(p) giving the seller or supplier the possibility of transferring his rights and obligations under the contract, where this may serve to reduce the guarantees for the consumer, without the latter’s agreement;
(q) excluding or hindering the consumer’s right to take legal action or exercise any other legal remedy, particularly by requiring the consumer to take disputes exclusively to arbitration not covered by legal provisions, unduly restricting the evidence available to him or imposing on him a burden of proof which, according to the applicable law, should lie with another party to the contract.
2. Scope of subparagraphs (g), (j) and (l)
(a) Subparagraph (g) is without hindrance to terms by which a supplier of financial services reserves the right to terminate unilaterally a contract of indeterminate duration without notice where there is a valid reason, provided that the supplier is required to inform the other contracting party or parties thereof immediately.
(b) Subparagraph (j) is without hindrance to terms under which a supplier of financial services reserves the right to alter the rate of interest payable by the consumer or due to the latter, or the amount of other charges for financial services without notice where there is a valid reason, provided that the supplier is required to inform the other contracting party or parties thereof at the earliest opportunity and that the latter are free to dissolve the contract immediately.
Subparagraph (j) is also without hindrance to terms under which a seller or supplier reserves the right to alter unilaterally the conditions of a contract of indeterminate duration, provided that he is required to inform the consumer with reasonable notice and that the consumer is free to dissolve the contract.
(c) Subparagraphs (g), (j) and (l) do not apply to:
— transactions in transferable securities, financial instruments and other products or services where the price is linked to fluctuations in a stock exchange quotation or index or a financial market rate that the seller or supplier does not control;
— contracts for the purchase or sale of foreign currency, traveller’s cheques or international money orders denominated in foreign currency;
(d) Subparagraph (l) is without hindrance to price-indexation clauses, where lawful, provided that the method by which prices vary is explicitly described.
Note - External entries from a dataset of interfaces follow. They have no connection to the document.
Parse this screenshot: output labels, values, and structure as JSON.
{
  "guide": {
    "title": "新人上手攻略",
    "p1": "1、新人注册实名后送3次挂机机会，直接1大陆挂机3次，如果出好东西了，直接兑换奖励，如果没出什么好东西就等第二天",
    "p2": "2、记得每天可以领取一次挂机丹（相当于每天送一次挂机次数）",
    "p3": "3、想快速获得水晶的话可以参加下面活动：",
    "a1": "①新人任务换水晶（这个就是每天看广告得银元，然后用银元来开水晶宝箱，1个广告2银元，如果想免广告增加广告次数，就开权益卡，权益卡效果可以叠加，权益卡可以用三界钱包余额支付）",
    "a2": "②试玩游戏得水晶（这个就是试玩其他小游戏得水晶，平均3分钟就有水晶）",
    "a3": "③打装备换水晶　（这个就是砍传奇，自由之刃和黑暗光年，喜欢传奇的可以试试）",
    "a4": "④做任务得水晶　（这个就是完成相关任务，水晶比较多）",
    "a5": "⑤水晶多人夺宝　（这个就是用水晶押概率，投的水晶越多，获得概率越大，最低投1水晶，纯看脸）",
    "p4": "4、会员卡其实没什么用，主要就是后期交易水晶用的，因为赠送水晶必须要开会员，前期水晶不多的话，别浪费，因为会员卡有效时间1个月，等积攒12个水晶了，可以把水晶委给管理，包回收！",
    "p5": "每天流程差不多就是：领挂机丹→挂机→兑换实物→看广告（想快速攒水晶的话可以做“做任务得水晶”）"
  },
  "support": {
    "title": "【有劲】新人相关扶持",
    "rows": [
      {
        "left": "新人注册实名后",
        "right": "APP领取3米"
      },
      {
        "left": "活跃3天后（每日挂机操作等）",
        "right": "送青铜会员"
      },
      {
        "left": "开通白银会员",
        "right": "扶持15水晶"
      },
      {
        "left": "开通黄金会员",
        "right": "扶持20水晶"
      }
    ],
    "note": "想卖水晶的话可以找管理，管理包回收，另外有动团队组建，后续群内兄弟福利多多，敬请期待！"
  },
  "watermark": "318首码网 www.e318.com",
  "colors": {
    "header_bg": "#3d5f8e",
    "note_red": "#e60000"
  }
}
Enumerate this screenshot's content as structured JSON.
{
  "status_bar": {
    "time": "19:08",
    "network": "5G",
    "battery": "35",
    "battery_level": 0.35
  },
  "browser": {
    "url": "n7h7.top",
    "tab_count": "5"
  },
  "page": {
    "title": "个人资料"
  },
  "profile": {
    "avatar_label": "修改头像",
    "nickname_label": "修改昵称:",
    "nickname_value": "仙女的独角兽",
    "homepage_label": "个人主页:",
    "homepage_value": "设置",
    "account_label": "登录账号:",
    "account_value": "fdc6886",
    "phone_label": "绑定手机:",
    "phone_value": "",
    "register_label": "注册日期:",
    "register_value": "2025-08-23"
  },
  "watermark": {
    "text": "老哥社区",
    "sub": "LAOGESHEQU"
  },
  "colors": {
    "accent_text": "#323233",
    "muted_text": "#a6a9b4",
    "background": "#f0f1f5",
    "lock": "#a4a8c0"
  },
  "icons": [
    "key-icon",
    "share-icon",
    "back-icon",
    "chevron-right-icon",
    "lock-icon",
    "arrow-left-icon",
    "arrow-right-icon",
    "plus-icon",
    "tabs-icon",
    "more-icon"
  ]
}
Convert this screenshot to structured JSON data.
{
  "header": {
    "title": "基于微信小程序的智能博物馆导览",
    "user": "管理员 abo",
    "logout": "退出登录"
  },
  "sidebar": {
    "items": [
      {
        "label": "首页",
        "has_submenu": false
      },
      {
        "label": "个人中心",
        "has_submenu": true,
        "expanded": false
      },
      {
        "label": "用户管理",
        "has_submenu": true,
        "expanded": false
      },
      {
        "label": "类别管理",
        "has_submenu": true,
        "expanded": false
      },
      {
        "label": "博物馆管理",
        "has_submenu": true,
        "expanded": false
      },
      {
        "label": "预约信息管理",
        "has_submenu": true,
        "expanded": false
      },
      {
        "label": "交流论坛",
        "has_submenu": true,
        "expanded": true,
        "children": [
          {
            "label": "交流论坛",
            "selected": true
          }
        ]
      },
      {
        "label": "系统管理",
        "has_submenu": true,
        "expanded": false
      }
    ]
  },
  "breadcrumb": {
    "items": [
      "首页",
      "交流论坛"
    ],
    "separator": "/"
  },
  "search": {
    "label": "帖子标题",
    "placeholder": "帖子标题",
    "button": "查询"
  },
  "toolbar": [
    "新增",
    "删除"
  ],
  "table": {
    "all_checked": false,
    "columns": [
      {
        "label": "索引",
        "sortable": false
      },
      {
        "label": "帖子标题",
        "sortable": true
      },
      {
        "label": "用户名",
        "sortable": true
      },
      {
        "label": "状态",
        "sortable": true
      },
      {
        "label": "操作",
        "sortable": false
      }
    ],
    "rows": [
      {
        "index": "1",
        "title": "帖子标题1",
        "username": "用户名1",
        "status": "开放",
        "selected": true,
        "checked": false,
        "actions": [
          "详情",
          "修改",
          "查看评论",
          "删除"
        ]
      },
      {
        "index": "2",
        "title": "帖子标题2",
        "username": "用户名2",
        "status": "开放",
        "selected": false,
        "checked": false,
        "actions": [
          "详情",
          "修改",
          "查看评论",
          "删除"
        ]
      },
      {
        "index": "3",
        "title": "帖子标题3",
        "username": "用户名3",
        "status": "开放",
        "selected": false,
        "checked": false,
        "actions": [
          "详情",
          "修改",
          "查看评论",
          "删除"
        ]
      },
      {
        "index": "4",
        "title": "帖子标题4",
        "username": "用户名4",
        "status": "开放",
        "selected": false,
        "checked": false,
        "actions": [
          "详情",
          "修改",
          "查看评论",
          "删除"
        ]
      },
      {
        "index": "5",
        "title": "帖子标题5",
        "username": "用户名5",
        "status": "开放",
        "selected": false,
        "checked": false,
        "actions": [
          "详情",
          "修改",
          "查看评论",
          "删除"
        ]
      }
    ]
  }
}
( 1 ) OJ C No 73, 24.3.1992, p. 7.
( 2 ) OJ C No 326, 16.12.1991, p. 108 and OJ No C 21, 25.1.1993.
( 3 ) OJ C No 159, 17.6.1991, p. 34.
( 4 ) OJ C No 92, 25.4.1975, p. 1 and OJ C No 133, 3.6.1981, p. 1.